### ACTION ITEM:
Every line of the data below should be written out word for word.

--- RECORD SET Enclosed Below ---

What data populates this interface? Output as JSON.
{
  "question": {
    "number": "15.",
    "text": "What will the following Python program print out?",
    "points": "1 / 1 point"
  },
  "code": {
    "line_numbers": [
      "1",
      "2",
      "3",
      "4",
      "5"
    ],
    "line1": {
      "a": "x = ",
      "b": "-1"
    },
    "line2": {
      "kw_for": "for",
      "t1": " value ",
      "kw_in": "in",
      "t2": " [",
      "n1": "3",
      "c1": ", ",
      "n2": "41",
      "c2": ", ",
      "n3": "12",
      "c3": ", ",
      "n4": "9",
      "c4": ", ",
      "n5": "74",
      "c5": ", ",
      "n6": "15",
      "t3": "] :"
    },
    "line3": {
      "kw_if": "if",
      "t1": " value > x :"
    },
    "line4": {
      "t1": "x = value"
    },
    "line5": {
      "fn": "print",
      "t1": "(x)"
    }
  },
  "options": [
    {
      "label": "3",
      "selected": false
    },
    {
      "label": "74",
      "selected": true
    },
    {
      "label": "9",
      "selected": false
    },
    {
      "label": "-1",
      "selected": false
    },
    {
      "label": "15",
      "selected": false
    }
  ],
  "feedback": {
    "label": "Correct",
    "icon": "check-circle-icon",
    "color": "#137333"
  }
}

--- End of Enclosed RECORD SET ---

### WRITTEN SOLUTION:
What data populates this interface? Output as JSON.
{
  "question": {
    "number": "15.",
    "text": "What will the following Python program print out?",
    "points": "1 / 1 point"
  },
  "code": {
    "line_numbers": [
      "1",
      "2",
      "3",
      "4",
      "5"
    ],
    "line1": {
      "a": "x = ",
      "b": "-1"
    },
    "line2": {
      "kw_for": "for",
      "t1": " value ",
      "kw_in": "in",
      "t2": " [",
      "n1": "3",
      "c1": ", ",
      "n2": "41",
      "c2": ", ",
      "n3": "12",
      "c3": ", ",
      "n4": "9",
      "c4": ", ",
      "n5": "74",
      "c5": ", ",
      "n6": "15",
      "t3": "] :"
    },
    "line3": {
      "kw_if": "if",
      "t1": " value > x :"
    },
    "line4": {
      "t1": "x = value"
    },
    "line5": {
      "fn": "print",
      "t1": "(x)"
    }
  },
  "options": [
    {
      "label": "3",
      "selected": false
    },
    {
      "label": "74",
      "selected": true
    },
    {
      "label": "9",
      "selected": false
    },
    {
      "label": "-1",
      "selected": false
    },
    {
      "label": "15",
      "selected": false
    }
  ],
  "feedback": {
    "label": "Correct",
    "icon": "check-circle-icon",
    "color": "#137333"
  }
}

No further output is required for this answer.